2. Luzzi, M., Skoumbourdis, E., Baumans, V., Conte, A., Sherwin, C., Kerwin, A., Lang, T., Morton, D., Barley, J., Moreau, E., Weilenmann, R.F., Reinhardt, V. Collecting blood from rodents: a discussion by the laboratory animal refinement and enrichment forum. Animal Technology and Welfare. 4, 99-102 (2005).
3. Angelow, O., Schroer, R.A., Heft, S., James, V.C., Noble, J. A comparison of two methods of bleeding rats: the venous plexus of the eye versus the vena sublingualis. Jounal of Applied Toxicology. 4: 258-260 (2006).

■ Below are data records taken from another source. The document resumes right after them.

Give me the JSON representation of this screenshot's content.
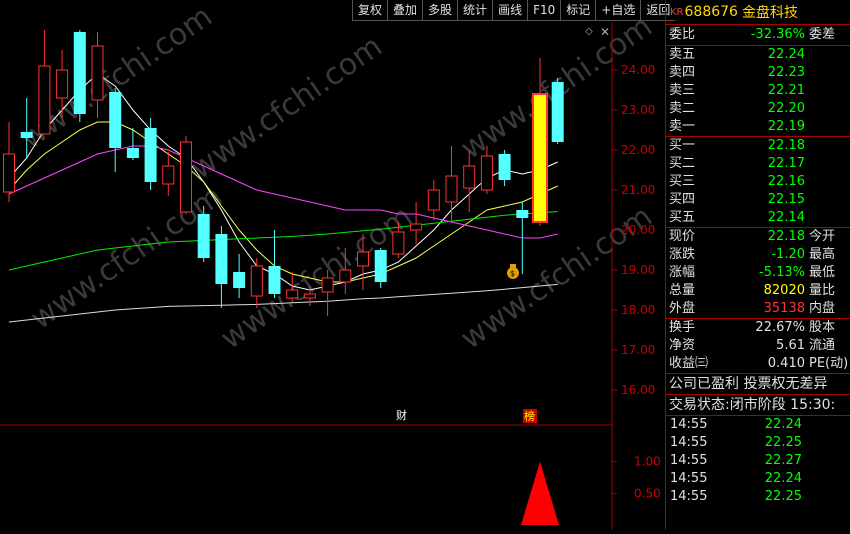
{
  "toolbar": {
    "buttons": [
      "复权",
      "叠加",
      "多股",
      "统计",
      "画线",
      "F10",
      "标记",
      "+自选",
      "返回"
    ]
  },
  "icons": {
    "diamond": "diamond-icon",
    "cross": "close-icon"
  },
  "chart": {
    "watermark": "www.cfchi.com",
    "event_labels": [
      "财",
      "榜"
    ],
    "money_bag": "money-bag-icon"
  },
  "chart_data": [
    {
      "type": "candlestick",
      "ylim": [
        15.5,
        25.0
      ],
      "y_ticks": [
        "24.00",
        "23.00",
        "22.00",
        "21.00",
        "20.00",
        "19.00",
        "18.00",
        "17.00",
        "16.00"
      ],
      "y_values": [
        24,
        23,
        22,
        21,
        20,
        19,
        18,
        17,
        16
      ],
      "up_color": "#ff3333",
      "down_color": "#54ffff",
      "limit_color": "#ffff00",
      "candles": [
        {
          "o": 20.95,
          "c": 21.9,
          "h": 22.7,
          "l": 20.7
        },
        {
          "o": 22.45,
          "c": 22.3,
          "h": 23.3,
          "l": 21.8
        },
        {
          "o": 22.4,
          "c": 24.1,
          "h": 25.0,
          "l": 22.4
        },
        {
          "o": 23.3,
          "c": 24.0,
          "h": 24.5,
          "l": 22.8
        },
        {
          "o": 24.95,
          "c": 22.9,
          "h": 25.0,
          "l": 22.7
        },
        {
          "o": 23.25,
          "c": 24.6,
          "h": 24.95,
          "l": 22.8
        },
        {
          "o": 23.45,
          "c": 22.05,
          "h": 23.55,
          "l": 21.45
        },
        {
          "o": 22.05,
          "c": 21.8,
          "h": 22.55,
          "l": 21.75
        },
        {
          "o": 22.55,
          "c": 21.2,
          "h": 22.8,
          "l": 21.0
        },
        {
          "o": 21.15,
          "c": 21.6,
          "h": 21.95,
          "l": 20.85
        },
        {
          "o": 20.45,
          "c": 22.2,
          "h": 22.35,
          "l": 20.4
        },
        {
          "o": 20.4,
          "c": 19.3,
          "h": 20.6,
          "l": 19.2
        },
        {
          "o": 19.9,
          "c": 18.65,
          "h": 20.1,
          "l": 18.05
        },
        {
          "o": 18.95,
          "c": 18.55,
          "h": 19.4,
          "l": 18.3
        },
        {
          "o": 18.35,
          "c": 19.1,
          "h": 19.3,
          "l": 18.05
        },
        {
          "o": 19.1,
          "c": 18.4,
          "h": 20.0,
          "l": 18.3
        },
        {
          "o": 18.3,
          "c": 18.5,
          "h": 18.95,
          "l": 18.2
        },
        {
          "o": 18.3,
          "c": 18.4,
          "h": 18.6,
          "l": 18.1
        },
        {
          "o": 18.45,
          "c": 18.8,
          "h": 19.0,
          "l": 17.85
        },
        {
          "o": 18.7,
          "c": 19.0,
          "h": 19.55,
          "l": 18.4
        },
        {
          "o": 19.1,
          "c": 19.45,
          "h": 19.9,
          "l": 18.5
        },
        {
          "o": 19.5,
          "c": 18.7,
          "h": 19.55,
          "l": 18.55
        },
        {
          "o": 19.4,
          "c": 19.95,
          "h": 20.2,
          "l": 19.3
        },
        {
          "o": 20.0,
          "c": 20.15,
          "h": 20.7,
          "l": 19.65
        },
        {
          "o": 20.5,
          "c": 21.0,
          "h": 21.25,
          "l": 20.25
        },
        {
          "o": 20.7,
          "c": 21.35,
          "h": 22.1,
          "l": 20.2
        },
        {
          "o": 21.05,
          "c": 21.6,
          "h": 22.0,
          "l": 20.45
        },
        {
          "o": 21.0,
          "c": 21.85,
          "h": 22.1,
          "l": 20.9
        },
        {
          "o": 21.9,
          "c": 21.25,
          "h": 22.0,
          "l": 21.1
        },
        {
          "o": 20.5,
          "c": 20.3,
          "h": 20.7,
          "l": 18.9
        },
        {
          "o": 20.2,
          "c": 23.4,
          "h": 24.3,
          "l": 20.1,
          "limit": true
        },
        {
          "o": 23.7,
          "c": 22.2,
          "h": 23.8,
          "l": 22.15
        }
      ],
      "ma_lines": [
        {
          "color": "#ffffff",
          "values": [
            21.3,
            21.8,
            22.5,
            23.0,
            23.5,
            23.9,
            23.6,
            23.0,
            22.5,
            22.1,
            21.8,
            21.2,
            20.5,
            19.7,
            19.1,
            18.9,
            18.6,
            18.5,
            18.6,
            18.7,
            18.9,
            19.0,
            19.2,
            19.6,
            20.0,
            20.5,
            20.9,
            21.3,
            21.5,
            21.4,
            21.5,
            21.7
          ]
        },
        {
          "color": "#ffff55",
          "values": [
            21.0,
            21.5,
            21.9,
            22.2,
            22.5,
            22.7,
            22.7,
            22.5,
            22.2,
            21.9,
            21.6,
            21.2,
            20.6,
            20.0,
            19.5,
            19.1,
            18.9,
            18.8,
            18.7,
            18.7,
            18.8,
            18.9,
            19.1,
            19.3,
            19.6,
            19.9,
            20.2,
            20.5,
            20.6,
            20.7,
            20.9,
            21.1
          ]
        },
        {
          "color": "#ff44ff",
          "values": [
            20.9,
            21.1,
            21.3,
            21.5,
            21.7,
            21.9,
            22.0,
            22.1,
            22.1,
            22.0,
            21.8,
            21.6,
            21.4,
            21.2,
            21.0,
            20.9,
            20.8,
            20.7,
            20.6,
            20.5,
            20.5,
            20.5,
            20.4,
            20.4,
            20.3,
            20.2,
            20.1,
            20.0,
            19.9,
            19.8,
            19.8,
            19.9
          ]
        },
        {
          "color": "#00ee00",
          "values": [
            19.0,
            19.1,
            19.2,
            19.3,
            19.4,
            19.5,
            19.55,
            19.6,
            19.65,
            19.7,
            19.72,
            19.74,
            19.76,
            19.78,
            19.8,
            19.82,
            19.84,
            19.87,
            19.9,
            19.94,
            19.98,
            20.02,
            20.07,
            20.12,
            20.17,
            20.22,
            20.27,
            20.32,
            20.37,
            20.4,
            20.43,
            20.46
          ]
        },
        {
          "color": "#dddddd",
          "values": [
            17.7,
            17.75,
            17.8,
            17.85,
            17.9,
            17.95,
            18.0,
            18.03,
            18.06,
            18.09,
            18.1,
            18.11,
            18.12,
            18.13,
            18.14,
            18.16,
            18.18,
            18.2,
            18.22,
            18.25,
            18.28,
            18.3,
            18.33,
            18.36,
            18.39,
            18.42,
            18.45,
            18.48,
            18.52,
            18.56,
            18.6,
            18.64
          ]
        }
      ]
    },
    {
      "type": "bar",
      "ylim": [
        0,
        1.5
      ],
      "y_ticks": [
        "1.00",
        "0.50"
      ],
      "y_values": [
        1.0,
        0.5
      ],
      "spike_index": 30,
      "spike_value": 1.0,
      "spike_color": "#ff0000"
    }
  ],
  "quote": {
    "exchange": "KR",
    "code": "688676",
    "name": "金盘科技",
    "weibi_label": "委比",
    "weibi_value": "-32.36%",
    "weicha_label": "委差",
    "asks": [
      {
        "label": "卖五",
        "price": "22.24"
      },
      {
        "label": "卖四",
        "price": "22.23"
      },
      {
        "label": "卖三",
        "price": "22.21"
      },
      {
        "label": "卖二",
        "price": "22.20"
      },
      {
        "label": "卖一",
        "price": "22.19"
      }
    ],
    "bids": [
      {
        "label": "买一",
        "price": "22.18"
      },
      {
        "label": "买二",
        "price": "22.17"
      },
      {
        "label": "买三",
        "price": "22.16"
      },
      {
        "label": "买四",
        "price": "22.15"
      },
      {
        "label": "买五",
        "price": "22.14"
      }
    ],
    "stats": [
      {
        "label": "现价",
        "value": "22.18",
        "label2": "今开",
        "cls": "green"
      },
      {
        "label": "涨跌",
        "value": "-1.20",
        "label2": "最高",
        "cls": "green"
      },
      {
        "label": "涨幅",
        "value": "-5.13%",
        "label2": "最低",
        "cls": "green"
      },
      {
        "label": "总量",
        "value": "82020",
        "label2": "量比",
        "cls": "yellow"
      },
      {
        "label": "外盘",
        "value": "35138",
        "label2": "内盘",
        "cls": "red"
      }
    ],
    "fundamentals": [
      {
        "label": "换手",
        "value": "22.67%",
        "label2": "股本"
      },
      {
        "label": "净资",
        "value": "5.61",
        "label2": "流通"
      },
      {
        "label": "收益㈢",
        "value": "0.410",
        "label2": "PE(动)"
      }
    ],
    "info_line1": "公司已盈利 投票权无差异",
    "info_line2": "交易状态:闭市阶段 15:30:",
    "ticks": [
      {
        "time": "14:55",
        "price": "22.24"
      },
      {
        "time": "14:55",
        "price": "22.25"
      },
      {
        "time": "14:55",
        "price": "22.27"
      },
      {
        "time": "14:55",
        "price": "22.24"
      },
      {
        "time": "14:55",
        "price": "22.25"
      }
    ]
  }
}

4. Beeton C., Wulff H., Barbaria J., Clot-Faybesse O., Pennington M., Bernard D., Cahalan M.D., Chandy K.G., Beraud E. Selective blockade of T lymphocyte K+ channels ameliorates experimental autoimmune encephalomyelitis, a model for multiple sclerosis. Proc. Natl. Acad. Sci. USA. 98:13942-13947 (2001).
5. Beeton C., Pennington M.W., Wulff, H., Singh S., Nugent D., Crossley G., Khaytin I., Chen C.Y., Calabresi P.A., Chandy K.G. Targeting effector memory T cells with a selective peptide inhibitor of Kv1.3 channels for therapy of autoimmune diseases. Mol. Pharmacol. 67:1369-1381 (2005)
6. Beeton C.,Wulff H., Standifer N.E., Azam P., Mullen K.M., Pennington M.W., Kolski-Andreaco A., Wei E., Grino A., Counts D.R., Wang P.H., LeeHealey C.J., Andrews B.S., Sankaranarayanan A., Homerick D., Roeck W.W., Tehranzadeh J., Stanhope K.L., Zimin P., Havel P.J., Griffey S., Knaus H.G., Nepom G.T., Gutman G.A., Calabresi P.A., Chandy K.G. Kv1.3 channels are a therapeutic target for T cell mediated autoimmune diseases. Proc. Natl. Acad. Sci. USA. 103:17414-17419 (2006).
7. Beeton C., Barbaria J., Devaux J., Benoliel A.-M., Gola M., Sabatier J.-M., Bernard D., Crest M., Beraud E. Selective blocking of voltage-gated K+ channels treats experimental autoimmune encephalomyelitis and inhibits T-cell activation. J. Immunol. 166:936-944 (2001).
8. Devaux J., Forni C., Beeton C., Barbaria J., Beraud E., Gola M., Crest M. Myelin basic protein-reactive T cells induce conduction failure in vivo but not in vitro. Neuroreport 14:317-320 (2003).
9. Beeton C., Chandy K.G. Induction and monitoring of adoptive delayed type hypersensitivity in rats, Journal of Visualized Experiments, 8, http://www.jove.com/index/Details.stp?ID=325 (2007).